REQUIREMENT
From the entries, copy each line that includes "this".

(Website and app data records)
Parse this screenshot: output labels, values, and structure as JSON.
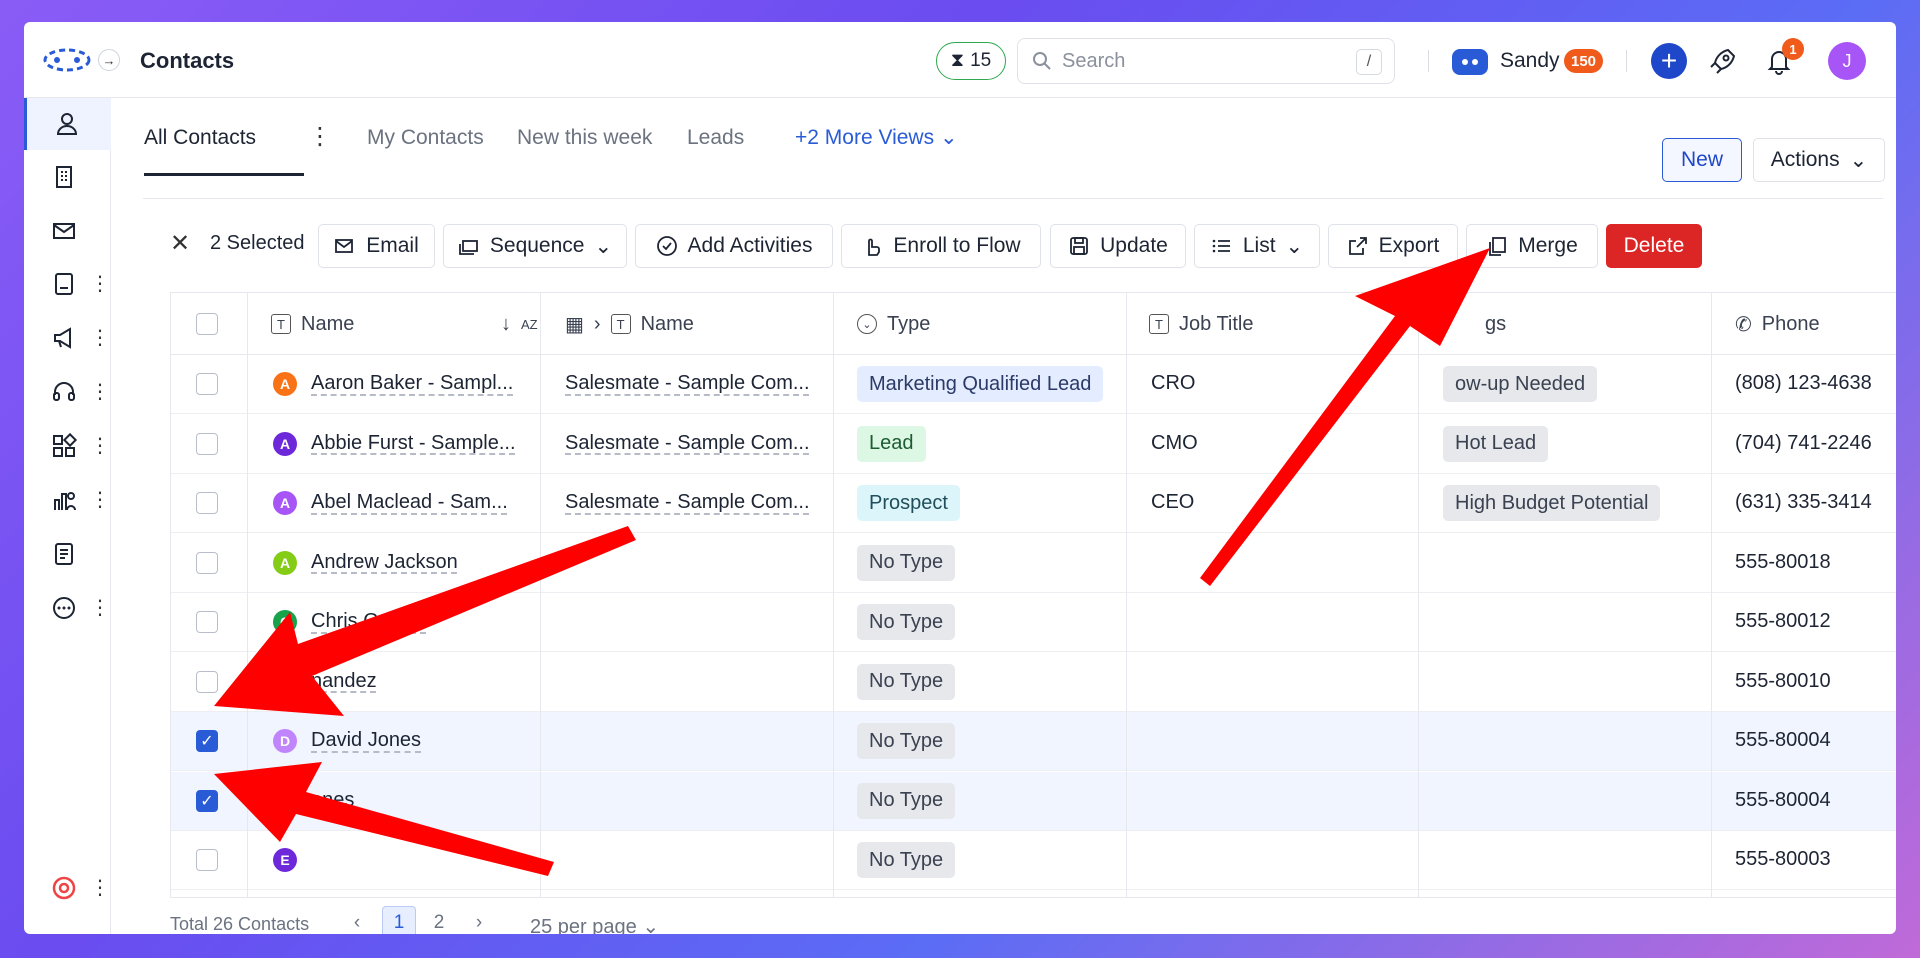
{
  "header": {
    "title": "Contacts",
    "timer_count": "15",
    "search_placeholder": "Search",
    "search_shortcut": "/",
    "user_name": "Sandy",
    "user_points": "150",
    "notification_count": "1",
    "profile_initial": "J"
  },
  "views": {
    "tabs": [
      "All Contacts",
      "My Contacts",
      "New this week",
      "Leads"
    ],
    "active": "All Contacts",
    "more_views": "+2 More Views",
    "new_label": "New",
    "actions_label": "Actions"
  },
  "selection": {
    "selected_label": "2 Selected",
    "buttons": {
      "email": "Email",
      "sequence": "Sequence",
      "add_activities": "Add Activities",
      "enroll": "Enroll to Flow",
      "update": "Update",
      "list": "List",
      "export": "Export",
      "merge": "Merge",
      "delete": "Delete"
    }
  },
  "table": {
    "columns": {
      "name": "Name",
      "company_name": "Name",
      "type": "Type",
      "job_title": "Job Title",
      "tags": "gs",
      "phone": "Phone"
    },
    "rows": [
      {
        "letter": "A",
        "letter_color": "#f97316",
        "name": "Aaron Baker - Sampl...",
        "company": "Salesmate - Sample Com...",
        "type": "Marketing Qualified Lead",
        "type_style": "mql",
        "job": "CRO",
        "tag": "ow-up Needed",
        "phone": "(808) 123-4638",
        "checked": false
      },
      {
        "letter": "A",
        "letter_color": "#6d28d9",
        "name": "Abbie Furst - Sample...",
        "company": "Salesmate - Sample Com...",
        "type": "Lead",
        "type_style": "lead",
        "job": "CMO",
        "tag": "Hot Lead",
        "phone": "(704) 741-2246",
        "checked": false
      },
      {
        "letter": "A",
        "letter_color": "#a855f7",
        "name": "Abel Maclead - Sam...",
        "company": "Salesmate - Sample Com...",
        "type": "Prospect",
        "type_style": "prospect",
        "job": "CEO",
        "tag": "High Budget Potential",
        "phone": "(631) 335-3414",
        "checked": false
      },
      {
        "letter": "A",
        "letter_color": "#84cc16",
        "name": "Andrew Jackson",
        "company": "",
        "type": "No Type",
        "type_style": "notype",
        "job": "",
        "tag": "",
        "phone": "555-80018",
        "checked": false
      },
      {
        "letter": "C",
        "letter_color": "#16a34a",
        "name": "Chris Gonzal",
        "company": "",
        "type": "No Type",
        "type_style": "notype",
        "job": "",
        "tag": "",
        "phone": "555-80012",
        "checked": false
      },
      {
        "letter": "",
        "letter_color": "#0ea5e9",
        "name": "nandez",
        "company": "",
        "type": "No Type",
        "type_style": "notype",
        "job": "",
        "tag": "",
        "phone": "555-80010",
        "checked": false
      },
      {
        "letter": "D",
        "letter_color": "#c084fc",
        "name": "David Jones",
        "company": "",
        "type": "No Type",
        "type_style": "notype",
        "job": "",
        "tag": "",
        "phone": "555-80004",
        "checked": true
      },
      {
        "letter": "",
        "letter_color": "#c084fc",
        "name": "ones",
        "company": "",
        "type": "No Type",
        "type_style": "notype",
        "job": "",
        "tag": "",
        "phone": "555-80004",
        "checked": true
      },
      {
        "letter": "E",
        "letter_color": "#6d28d9",
        "name": "",
        "company": "",
        "type": "No Type",
        "type_style": "notype",
        "job": "",
        "tag": "",
        "phone": "555-80003",
        "checked": false
      }
    ]
  },
  "footer": {
    "total": "Total 26 Contacts",
    "pages": [
      "1",
      "2"
    ],
    "current_page": "1",
    "per_page": "25 per page"
  },
  "colors": {
    "accent": "#2a5bd7",
    "delete": "#dc2626",
    "annotation_arrow": "#ff0000"
  }
}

TASK RESULT
Parse this screenshot: output labels, values, and structure as JSON.
      "New this week",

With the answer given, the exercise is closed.